"But I am probably quite attacking. I like playing my shots. But with that, I like batting for long periods of time as well. I sometimes take my time to get in, but I like to score quickly after that. Watching T20 cricket and the Hundred last summer has reinforced the fact that scoring quickly... everyone loves watching it really. Good entertainment."
But England are far from being a one-dimensional side. Batting alone cannot inspire a team to win a championship. England have also taken ten wickets in every game thus far.
In left-arm seamer Joshua Boyden, there's a swing bowler who gets the ball moving into the right-handers. Rehan Ahmed is a leggie who can give the ball a rip. James Sales is a new-ball enforcer. Fateh Singh is a Ravindra Jadeja-style left-arm spinner. As a combination, the bowling attack has sparkled. In particular, they have adapted to what the Caribbean surfaces are offering, and haven't been afraid to lean heavily on their spinners, with Prest himself bowling a mean offbreak too.
So the team is well-rounded, the players are in form. But does the captain have the temperament to see the side through the high-octane moments that lie ahead? Hampshire's director of cricket Giles White sums up Prest's credentials.
"Sometimes in England, when you're a young player like Prest that's got a lot of talent, you tend to play above yourself [in age groups] and there are captains in place so you can't lead much yourself," White says. "But Prest is good with his peers and has a good feel for the game. The England U-19s have toured Sri Lanka before, so they have practice on surfaces that turn.
"Tom is a very modest guy, and fits in with the group. He hasn't been seen as a prodigy, instead he's seen as a good young cricketer who has come through the system.

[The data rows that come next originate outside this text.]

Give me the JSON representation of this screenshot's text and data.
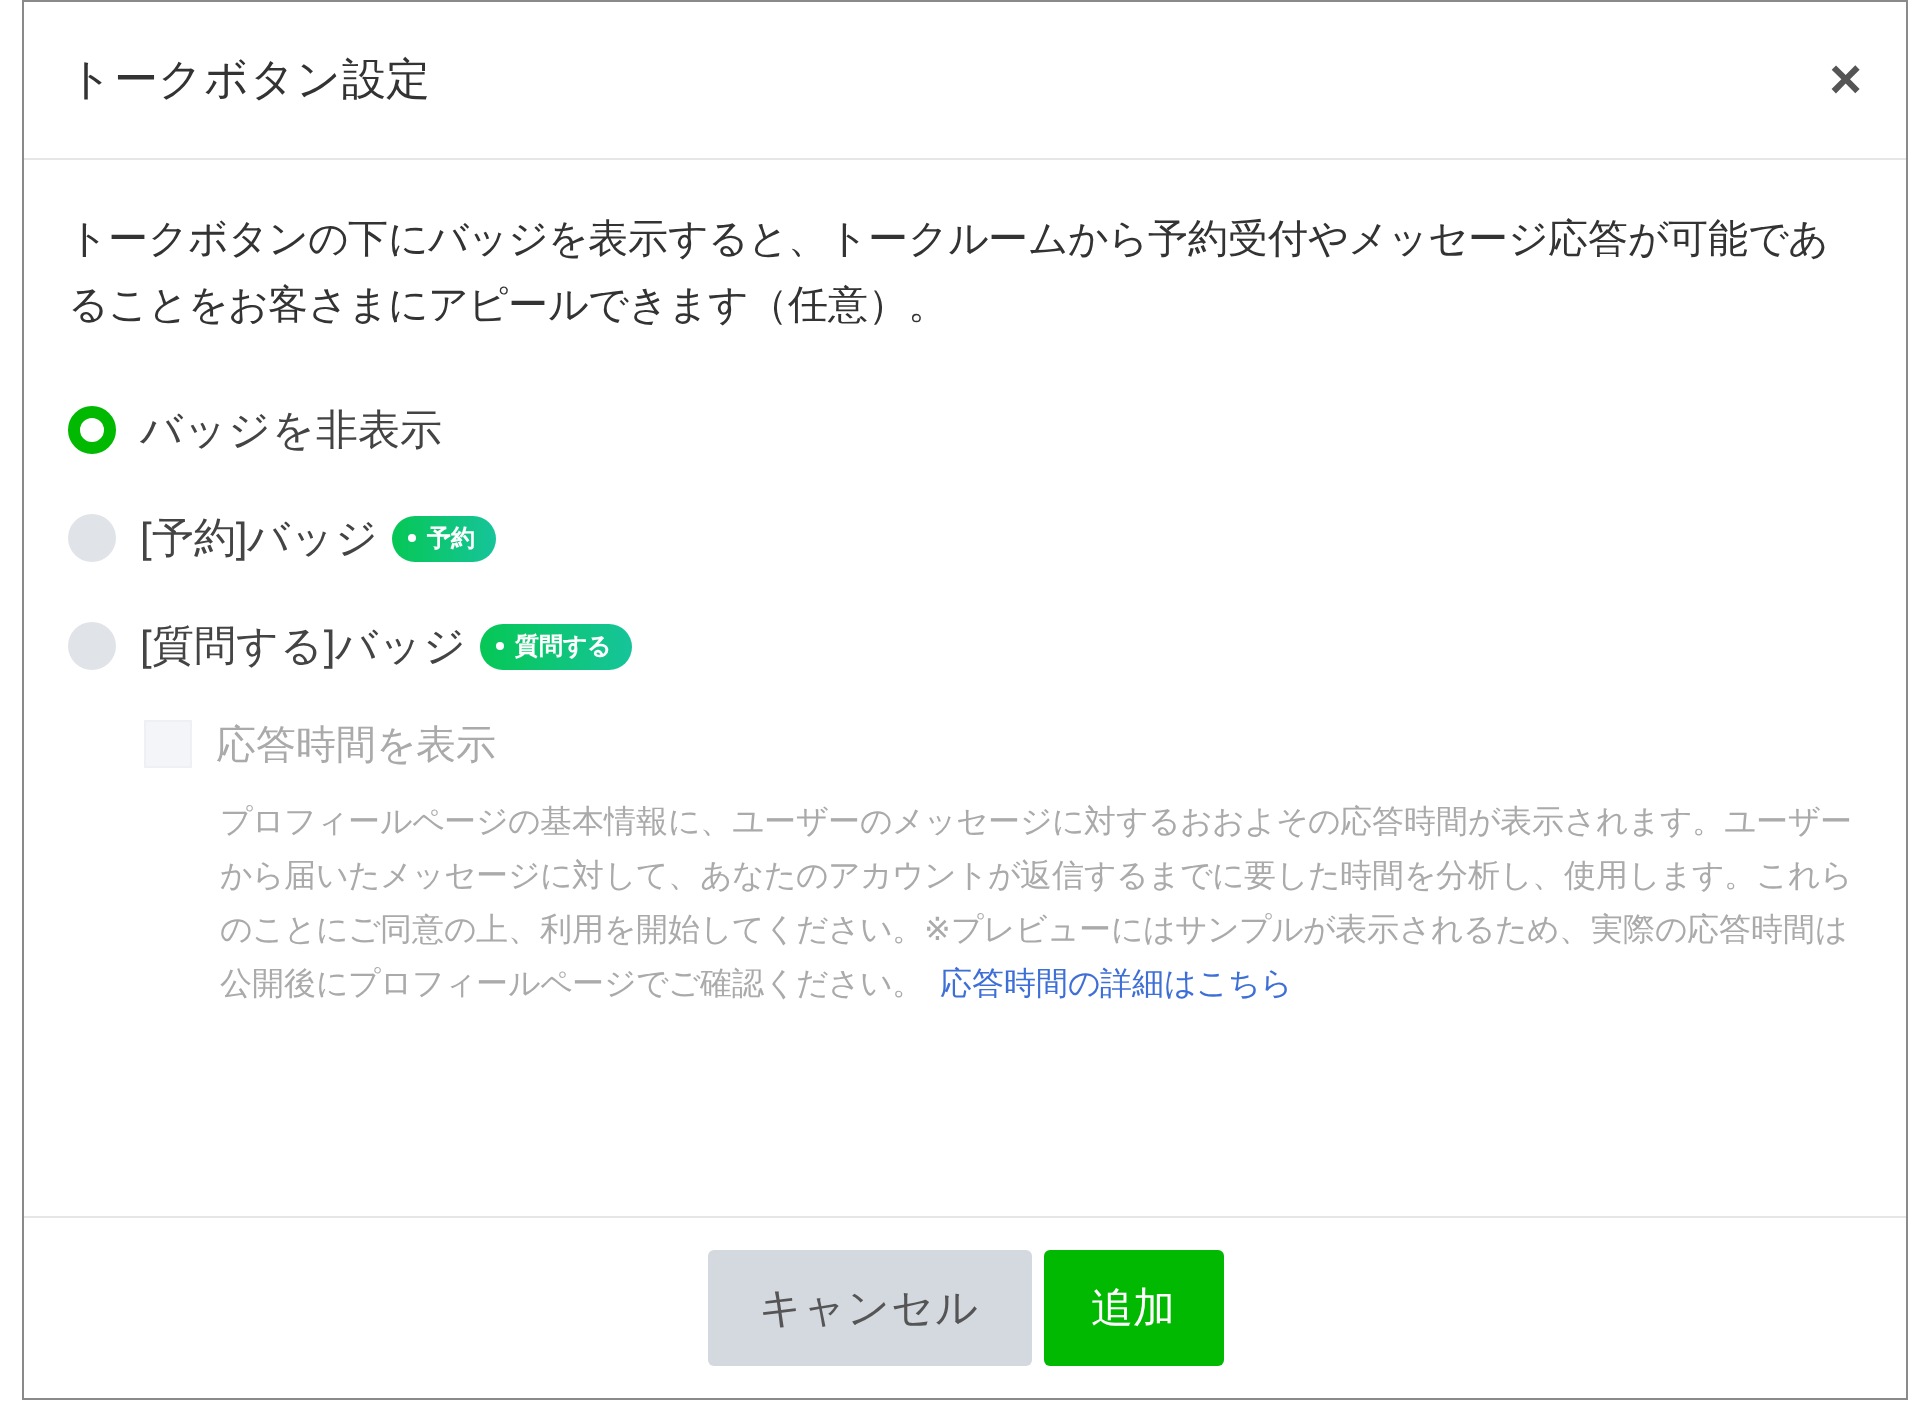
{
  "dialog": {
    "title": "トークボタン設定",
    "close": "×"
  },
  "description": "トークボタンの下にバッジを表示すると、トークルームから予約受付やメッセージ応答が可能であることをお客さまにアピールできます（任意）。",
  "options": [
    {
      "label": "バッジを非表示",
      "selected": true
    },
    {
      "label": "[予約]バッジ",
      "badge": "予約",
      "selected": false
    },
    {
      "label": "[質問する]バッジ",
      "badge": "質問する",
      "selected": false
    }
  ],
  "response_time": {
    "label": "応答時間を表示",
    "checked": false,
    "disabled": true,
    "note": "プロフィールページの基本情報に、ユーザーのメッセージに対するおおよその応答時間が表示されます。ユーザーから届いたメッセージに対して、あなたのアカウントが返信するまでに要した時間を分析し、使用します。これらのことにご同意の上、利用を開始してください。※プレビューにはサンプルが表示されるため、実際の応答時間は公開後にプロフィールページでご確認ください。",
    "link": "応答時間の詳細はこちら"
  },
  "buttons": [
    {
      "label": "キャンセル",
      "kind": "secondary"
    },
    {
      "label": "追加",
      "kind": "primary"
    }
  ]
}
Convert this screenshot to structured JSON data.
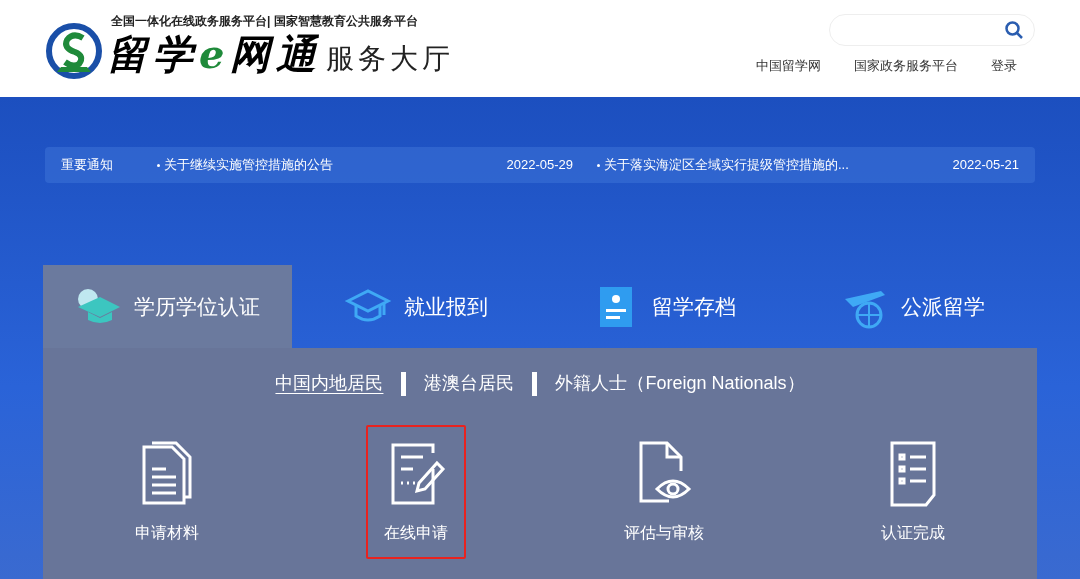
{
  "header": {
    "tagline": "全国一体化在线政务服务平台| 国家智慧教育公共服务平台",
    "brand": {
      "prefix": "留学",
      "accent": "e",
      "suffix": "网通",
      "tail": "服务大厅"
    },
    "links": [
      "中国留学网",
      "国家政务服务平台",
      "登录"
    ]
  },
  "notices": {
    "label": "重要通知",
    "items": [
      {
        "title": "关于继续实施管控措施的公告",
        "date": "2022-05-29"
      },
      {
        "title": "关于落实海淀区全域实行提级管控措施的...",
        "date": "2022-05-21"
      }
    ]
  },
  "tabs": [
    {
      "kind": "graduation",
      "label": "学历学位认证",
      "selected": true
    },
    {
      "kind": "cap",
      "label": "就业报到",
      "selected": false
    },
    {
      "kind": "folder",
      "label": "留学存档",
      "selected": false
    },
    {
      "kind": "plane",
      "label": "公派留学",
      "selected": false
    }
  ],
  "subtabs": [
    {
      "label": "中国内地居民",
      "selected": true
    },
    {
      "label": "港澳台居民",
      "selected": false
    },
    {
      "label": "外籍人士（Foreign Nationals）",
      "selected": false
    }
  ],
  "steps": [
    {
      "kind": "documents",
      "label": "申请材料",
      "highlighted": false
    },
    {
      "kind": "form",
      "label": "在线申请",
      "highlighted": true
    },
    {
      "kind": "review",
      "label": "评估与审核",
      "highlighted": false
    },
    {
      "kind": "checklist",
      "label": "认证完成",
      "highlighted": false
    }
  ]
}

Whenever he steps up a level, he seems to do that in a seamless way and looks comfortable."
Despite not winning a World Cup in over two decades and not even making it out of the group stage in the last edition, Prest's Under-19 England team is aiming for the stars. However, he's aware there are some factors, particularly at this late stage of the competition, that are not in one's control.

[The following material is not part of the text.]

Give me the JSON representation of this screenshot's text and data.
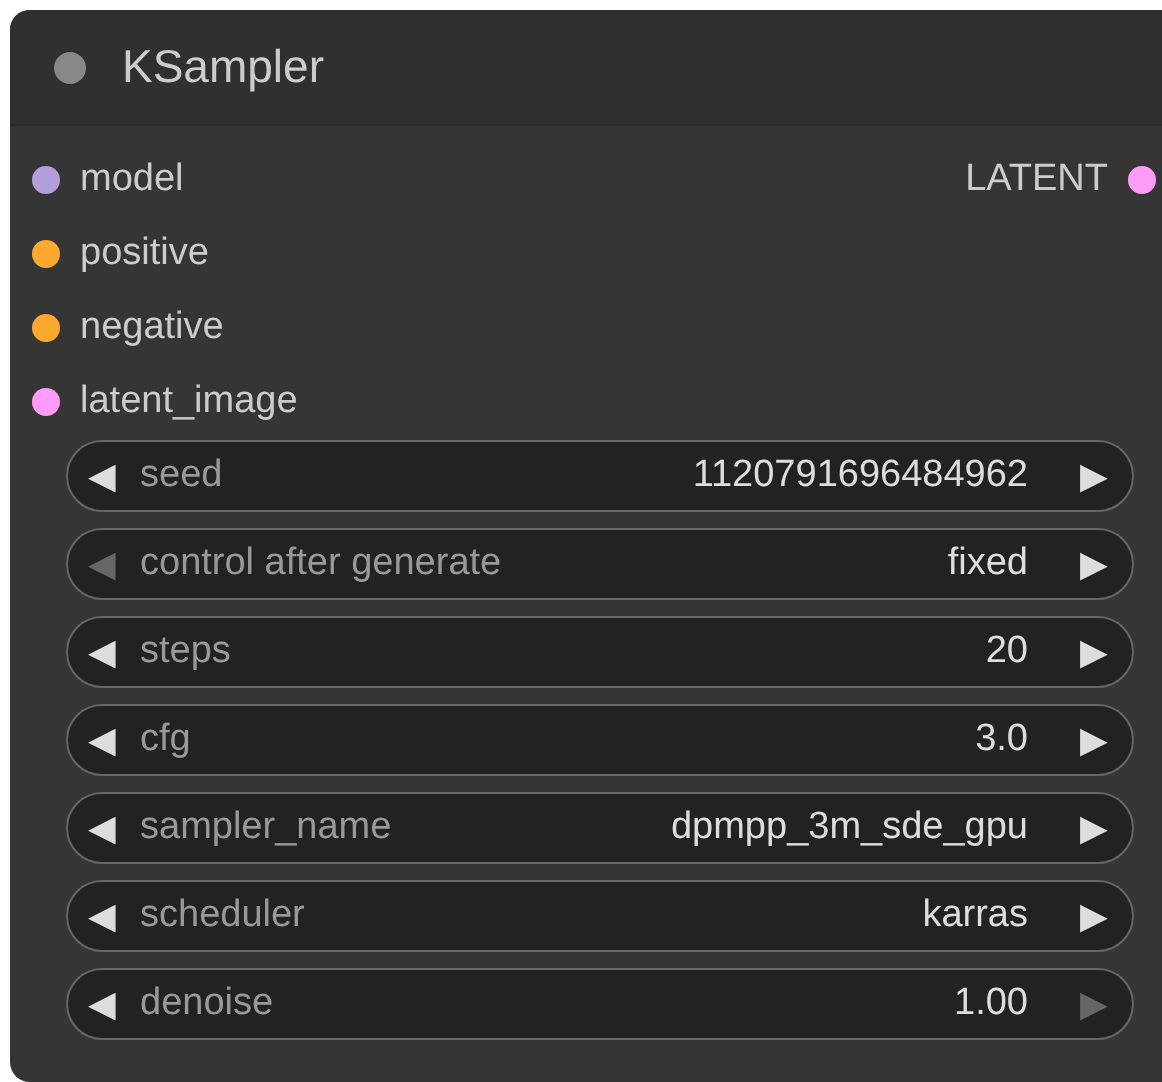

"We've all come with the intention of winning the whole competition," he says. "Without a doubt. To play those three group games and win every one convincingly, it's given us a lot of confidence. But from here, we can only take it game by game from here, since we haven't played the other opponents."

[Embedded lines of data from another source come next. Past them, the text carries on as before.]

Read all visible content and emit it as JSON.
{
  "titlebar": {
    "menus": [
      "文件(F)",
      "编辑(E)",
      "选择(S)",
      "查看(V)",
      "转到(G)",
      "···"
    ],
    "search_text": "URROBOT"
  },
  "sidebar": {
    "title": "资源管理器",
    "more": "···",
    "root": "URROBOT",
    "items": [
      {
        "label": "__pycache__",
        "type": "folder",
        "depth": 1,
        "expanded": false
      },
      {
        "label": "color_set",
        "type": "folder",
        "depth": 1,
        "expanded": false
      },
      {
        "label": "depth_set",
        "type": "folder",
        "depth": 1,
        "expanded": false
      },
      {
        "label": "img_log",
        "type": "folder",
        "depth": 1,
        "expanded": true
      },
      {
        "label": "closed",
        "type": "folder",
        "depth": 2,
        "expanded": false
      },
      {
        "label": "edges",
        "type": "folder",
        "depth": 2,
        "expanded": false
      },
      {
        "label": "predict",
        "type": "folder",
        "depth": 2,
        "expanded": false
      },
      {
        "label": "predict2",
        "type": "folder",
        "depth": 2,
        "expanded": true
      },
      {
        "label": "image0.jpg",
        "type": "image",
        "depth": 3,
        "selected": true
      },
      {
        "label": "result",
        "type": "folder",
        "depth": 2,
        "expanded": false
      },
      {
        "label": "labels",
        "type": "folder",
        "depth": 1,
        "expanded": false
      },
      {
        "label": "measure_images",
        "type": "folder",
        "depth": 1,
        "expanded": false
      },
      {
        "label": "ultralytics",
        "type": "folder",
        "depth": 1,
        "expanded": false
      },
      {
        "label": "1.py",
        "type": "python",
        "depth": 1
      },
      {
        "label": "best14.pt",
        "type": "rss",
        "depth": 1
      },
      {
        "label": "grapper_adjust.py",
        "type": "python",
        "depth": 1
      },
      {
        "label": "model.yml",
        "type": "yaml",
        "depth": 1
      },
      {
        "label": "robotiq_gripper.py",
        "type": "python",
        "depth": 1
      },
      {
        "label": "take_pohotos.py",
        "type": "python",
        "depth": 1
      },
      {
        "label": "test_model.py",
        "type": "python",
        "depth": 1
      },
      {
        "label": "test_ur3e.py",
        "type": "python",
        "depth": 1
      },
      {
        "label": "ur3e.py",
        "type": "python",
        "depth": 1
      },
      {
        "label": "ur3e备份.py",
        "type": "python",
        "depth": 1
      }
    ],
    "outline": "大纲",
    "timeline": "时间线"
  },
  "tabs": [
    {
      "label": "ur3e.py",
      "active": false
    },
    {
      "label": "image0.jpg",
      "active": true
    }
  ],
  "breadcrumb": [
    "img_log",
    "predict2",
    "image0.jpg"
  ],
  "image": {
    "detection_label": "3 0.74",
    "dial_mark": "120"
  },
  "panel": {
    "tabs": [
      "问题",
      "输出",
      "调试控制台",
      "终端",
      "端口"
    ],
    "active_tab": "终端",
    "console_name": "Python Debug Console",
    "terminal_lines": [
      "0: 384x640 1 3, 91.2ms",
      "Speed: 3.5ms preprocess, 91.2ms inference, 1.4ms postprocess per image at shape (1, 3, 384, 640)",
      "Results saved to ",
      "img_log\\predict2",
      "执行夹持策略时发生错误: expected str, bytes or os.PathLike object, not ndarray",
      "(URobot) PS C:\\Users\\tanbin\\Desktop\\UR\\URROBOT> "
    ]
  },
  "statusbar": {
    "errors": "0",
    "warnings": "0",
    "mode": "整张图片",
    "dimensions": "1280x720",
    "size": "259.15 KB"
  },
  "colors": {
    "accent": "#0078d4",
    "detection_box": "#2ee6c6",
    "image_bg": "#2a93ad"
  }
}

Standing in England's way for a final spot, though, lies their biggest challenge yet - Afghanistan. They have the most revered spin combination of the competition, with two bowlers already on the radar for IPL teams. Against Bangladesh, chasing 98 meant that England were not really put under the pump by a good spin-bowling unit, and the other teams so far have not offered much to dent the confidence of England's batters. Will the lack of a prior spin challenge, or the lack of pressure in their previous fixtures, come back to bite England?
That is the big unknown when they step out at the Sir Vivian Richards Stadium on Tuesday. A 100-over match, against a team that is high on morale after winning an epic quarter-final against Sri Lanka, could very well send them out of contention.
If it does, however, it will be an anti-climactic end for a team that's been one of two countries to have a 100% win record so far. That's been the impact England have had on the 2022 U-19 World Cup, and for that alone, it has been a memorable campaign under Prest's captaincy.

Sreshth Shah is a sub-editor at ESPNcricinfo. @sreshthx